All the data must be output exactly as given.

[Items from an interface collection]
□ □ □ □ □ □ □

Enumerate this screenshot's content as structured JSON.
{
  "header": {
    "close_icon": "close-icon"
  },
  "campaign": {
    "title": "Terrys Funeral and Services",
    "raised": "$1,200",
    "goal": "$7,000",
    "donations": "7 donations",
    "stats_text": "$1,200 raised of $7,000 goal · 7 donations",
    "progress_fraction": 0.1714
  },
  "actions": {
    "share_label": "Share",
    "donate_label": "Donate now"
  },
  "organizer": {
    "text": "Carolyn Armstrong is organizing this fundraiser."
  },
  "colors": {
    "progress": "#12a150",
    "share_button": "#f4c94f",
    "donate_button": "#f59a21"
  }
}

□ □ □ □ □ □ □

> _ANSWER TO THE PROBLEM_:
Enumerate this screenshot's content as structured JSON.
{
  "header": {
    "close_icon": "close-icon"
  },
  "campaign": {
    "title": "Terrys Funeral and Services",
    "raised": "$1,200",
    "goal": "$7,000",
    "donations": "7 donations",
    "stats_text": "$1,200 raised of $7,000 goal · 7 donations",
    "progress_fraction": 0.1714
  },
  "actions": {
    "share_label": "Share",
    "donate_label": "Donate now"
  },
  "organizer": {
    "text": "Carolyn Armstrong is organizing this fundraiser."
  },
  "colors": {
    "progress": "#12a150",
    "share_button": "#f4c94f",
    "donate_button": "#f59a21"
  }
}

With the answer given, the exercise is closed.